I listened to the audio version of this book early this year, and the simplicity of the “secrets” of aging well resonated with me. The biggest downside? It’s a little sad that many of these happy, healthy cultures are losing their simple, natural edge as the world changes.

-Tara

PS If you’re interested in other cultures, you might want to join Amanda and Terry from the clinic as they share stories, photos and videos from their mission trip to Senegal, Africa. The presentation will be at The Collingwood Public Library on Wednesday, February 24, 6-8:30 PM. Admission is free, and so are the snacks!

Making Successful Health Changes in 2010

If you’re a resolution maker, you know that it can be painful to make a commitment and not keep it. In fact, those with a trail of unkept resolutions behind them often find that they now resolve to…well, to never resolve again.

The problem, though, isn’t with the idea of making changes for the better in your life. The problem lies in how the changes are made.

Enter Leo Babauta of ZenHabits.net. In his Definitive Guide to Sticking to Your New Year’s Resolutions, he sums up the problems with resolutions:

New Year’s Resolutions usually fail because of a combination of some of these reasons:

  • We try to do too many resolutions at once, and that spreads our focus and energies too thin. It’s much less effective to do many habits at once (read more).
  • We only have a certain amount of enthusiasm and motivation, and it runs out because we try to do too much, too soon. We spend all that energy in the beginning and then run out of steam.
  • We try to do really tough habits right away, which means it’s difficult and we become overwhelmed or intimidated by the difficulty and quit.
  • We try to be “disciplined” and do very unpleasant habits, but our nature won’t allow that to last for long. If we really don’t want to do something, we won’t be able to force ourselves to do it for long.
  • Life gets in the way. Things come up unexpectedly that get in the way of us sticking with a habit.
  • Resolutions are often vague – I’m going to exercise! – but don’t contain a concrete action plan and don’t use proven habit techniques. That’s a recipe for failure.

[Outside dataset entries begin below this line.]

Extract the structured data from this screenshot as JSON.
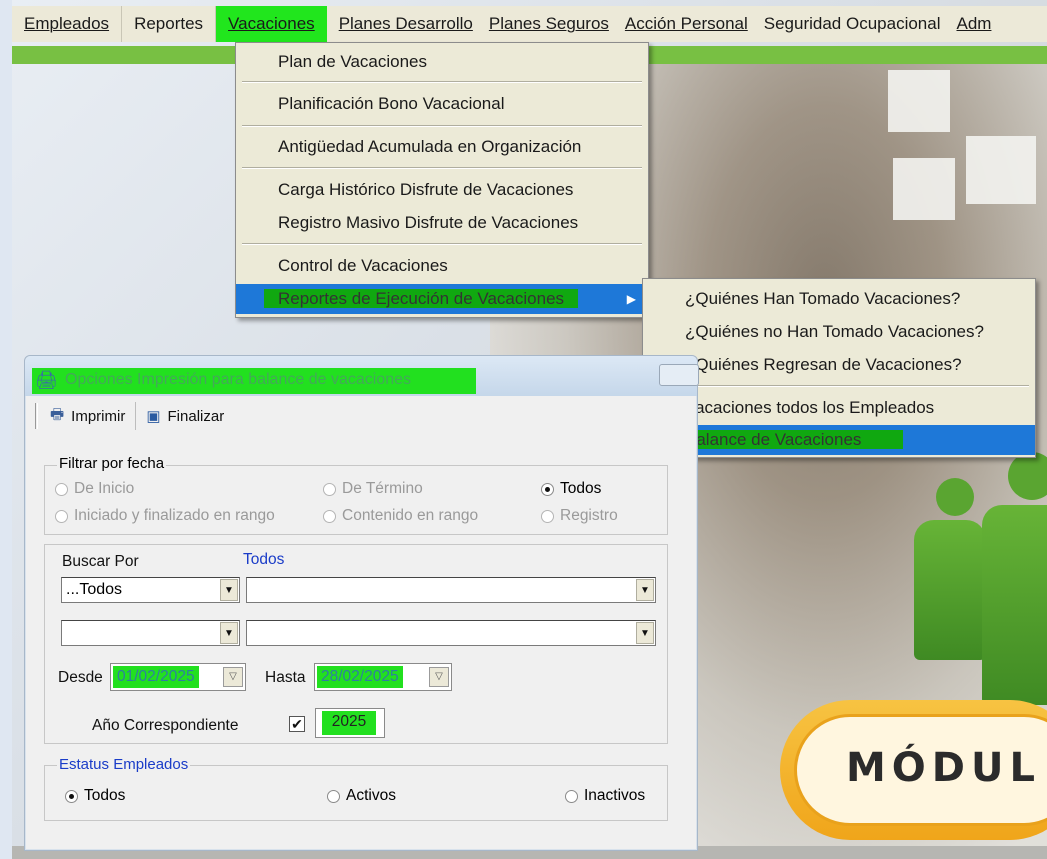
{
  "menubar": {
    "items": [
      {
        "label": "Empleados"
      },
      {
        "label": "Reportes"
      },
      {
        "label": "Vacaciones"
      },
      {
        "label": "Planes Desarrollo"
      },
      {
        "label": "Planes Seguros"
      },
      {
        "label": "Acción Personal"
      },
      {
        "label": "Seguridad Ocupacional"
      },
      {
        "label": "Adm"
      }
    ]
  },
  "vacaciones_menu": {
    "items": [
      {
        "label": "Plan de Vacaciones"
      },
      {
        "label": "Planificación Bono Vacacional"
      },
      {
        "label": "Antigüedad Acumulada en Organización"
      },
      {
        "label": "Carga Histórico Disfrute de Vacaciones"
      },
      {
        "label": "Registro Masivo Disfrute de Vacaciones"
      },
      {
        "label": "Control de Vacaciones"
      },
      {
        "label": "Reportes de Ejecución de Vacaciones"
      }
    ]
  },
  "reportes_submenu": {
    "items": [
      {
        "label": "¿Quiénes Han Tomado Vacaciones?"
      },
      {
        "label": "¿Quiénes no Han Tomado Vacaciones?"
      },
      {
        "label": "¿Quiénes Regresan de Vacaciones?"
      },
      {
        "label": "Vacaciones todos los Empleados"
      },
      {
        "label": "Balance de Vacaciones"
      }
    ]
  },
  "dialog": {
    "title": "Opciones Impresión para balance de vacaciones",
    "toolbar": {
      "print": "Imprimir",
      "finish": "Finalizar"
    },
    "filtro_fecha": {
      "legend": "Filtrar por fecha",
      "options": [
        "De Inicio",
        "De Término",
        "Todos",
        "Iniciado y finalizado en rango",
        "Contenido en rango",
        "Registro"
      ],
      "selected": "Todos"
    },
    "buscar": {
      "label": "Buscar Por",
      "label_value": "Todos",
      "combo1": "...Todos",
      "combo2": "",
      "combo3": "",
      "combo4": "",
      "desde_label": "Desde",
      "desde": "01/02/2025",
      "hasta_label": "Hasta",
      "hasta": "28/02/2025",
      "anio_label": "Año Correspondiente",
      "anio_checked": true,
      "anio": "2025"
    },
    "estatus": {
      "legend": "Estatus Empleados",
      "options": [
        "Todos",
        "Activos",
        "Inactivos"
      ],
      "selected": "Todos"
    }
  },
  "banner": {
    "text": "MÓDUL"
  },
  "colors": {
    "highlight": "#22e01f",
    "menu_selected": "#1e78d8",
    "menubar_bg": "#ece9d8",
    "accent_green": "#78c043"
  }
}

Leo’s solution? Leo’s 6 Changes Method, which involves choosing one thing at a time to change, and making the changes very slowly. It’s about finding success by building habits in small steps, as opposed to one giant quit-smoking-lose-weight-eat-better-start-exercising-on-the-same-day plan that has a high risk of failure.

This approach of gradual, sustainable success is a great one that we’ve seen work time and time again for patients trying to make challenging lifestyle shifts. If resolutions are your thing, a quick look at Leo’s strategy, or his book The Power of Less, is time well spent.

And if your resolution is just to be happier? Pay a visit to Gretchen Rubin’s blog The Happiness Project for help. Her book by the same name hits the shelves this week – just in time to kick off 2010 the right way!

Book Review: Younger Next Year

One of my favorite health books of the past few years is Younger Next Year: A Guide to Living Like 50 Until 80 and Beyond. I first listened to the audiobook, which is also fantastic.

The book alternates between 70-something Chris Crowley, and Henry Lodge, MD, his doctor. The combination of the two perspectives keeps you engaged, and makes the content all the more compelling. The book is centered around “Harry’s Rules” – seven rules for the reader to follow. They include such things as “Quit eating crap” or “Exercise six days a week for the rest of your life.” Not exactly earth-shattering, I know, but the delivery is what makes it stick. Crowley claims he can ski better now than he could 20 years ago, and I believe him.

Younger Next Year contains one of the most compelling arguments for exercise and eating well (among other things) that I’ve come across. If a book exists that can get you to move your body, this is it. If you’ve always wanted to take control of your health, but never quite felt motivated enough, this one’s for you.

(PS – There’s also a Younger Next Year for Women. While the information in the original applies to everyone, some of you might enjoy the version tailored for women. )